Philippines: Typhoon Relief Update
November 15, 2013
Photo: Aerial image showing devastation by typhoon Haiyan in Guiuan, Eastern Samar province, Central Philippines. (AP Photo/Bullit/Marquez)
Poor communications, lack of power, and blocked transportation routes continue to make travel, information management and coordination difficult for the global humanitarian response to Typhoon Haiyan. Today's estimates from the Philippines' Department of Social Welfare and Development and the United Nations Office for the Coordination of Humanitarian Affairs (UN-OCHA) suggest over 11.8 million Filipinos have been affected by Typhoon Haiyan, with 4,460 reported deaths, 921,212 displaced, and over 243,000 homes destroyed. As humanitarian response teams continue to access remote communities, these numbers are expected to exponentially rise in the coming days and weeks.
UN-OCHA and the Inter-Agency Standing Committee (IASC) have categorized Typhoon Haiyan's response needs at the highest level, urgently calling for the full mobilization of the humanitarian system to respond. Water, sanitation, shelter, and primary medical care continue to remain at the forefront of relief efforts, especially amongst those communities that remain inaccessible due to damaged infrastructure and transportation routes. According to the Philippines' Assistant Secretary of the Department of Health, "WASH facilities, measles vaccination campaigns, and restoration of cold chain facilities are priorities." Affected populations are increasingly at risk for outbreaks of acute respiratory infections, leptospirosis, tetanus and typhoid fever, requiring additional capacity on behalf of the humanitarian community to respond.
RMF’s teams are continuing to keep a strong pulse on the needs of those most affected by Typhoon Haiyan while compiling and assessing opportunities to support. We have been connecting with Filipino communities in the US and the Philippines and will provide an update on our response in the next few days.
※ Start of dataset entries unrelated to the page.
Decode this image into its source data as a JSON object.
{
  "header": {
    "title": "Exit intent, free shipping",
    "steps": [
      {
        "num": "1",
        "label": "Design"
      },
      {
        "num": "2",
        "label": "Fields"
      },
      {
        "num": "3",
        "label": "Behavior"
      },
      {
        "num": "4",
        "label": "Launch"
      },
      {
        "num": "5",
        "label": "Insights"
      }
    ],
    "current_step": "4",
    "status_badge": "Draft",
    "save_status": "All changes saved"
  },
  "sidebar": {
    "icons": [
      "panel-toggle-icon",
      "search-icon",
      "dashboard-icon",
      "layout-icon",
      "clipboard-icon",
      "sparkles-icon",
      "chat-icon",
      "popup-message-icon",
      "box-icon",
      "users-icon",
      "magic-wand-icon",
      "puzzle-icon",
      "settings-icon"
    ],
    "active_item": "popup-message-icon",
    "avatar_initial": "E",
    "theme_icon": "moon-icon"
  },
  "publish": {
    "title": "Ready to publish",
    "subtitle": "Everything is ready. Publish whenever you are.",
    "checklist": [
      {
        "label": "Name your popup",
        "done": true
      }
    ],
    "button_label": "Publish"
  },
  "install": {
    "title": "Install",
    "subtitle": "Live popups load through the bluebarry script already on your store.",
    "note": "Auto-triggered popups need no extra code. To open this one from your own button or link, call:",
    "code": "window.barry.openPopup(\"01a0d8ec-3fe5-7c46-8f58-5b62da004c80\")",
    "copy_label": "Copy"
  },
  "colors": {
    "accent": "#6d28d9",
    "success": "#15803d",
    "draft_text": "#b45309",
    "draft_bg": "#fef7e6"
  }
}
The coming weeks will be critical for our ability to provide life-saving, as well as long-term recovery and livelihood programs to support the Filipino communities affected.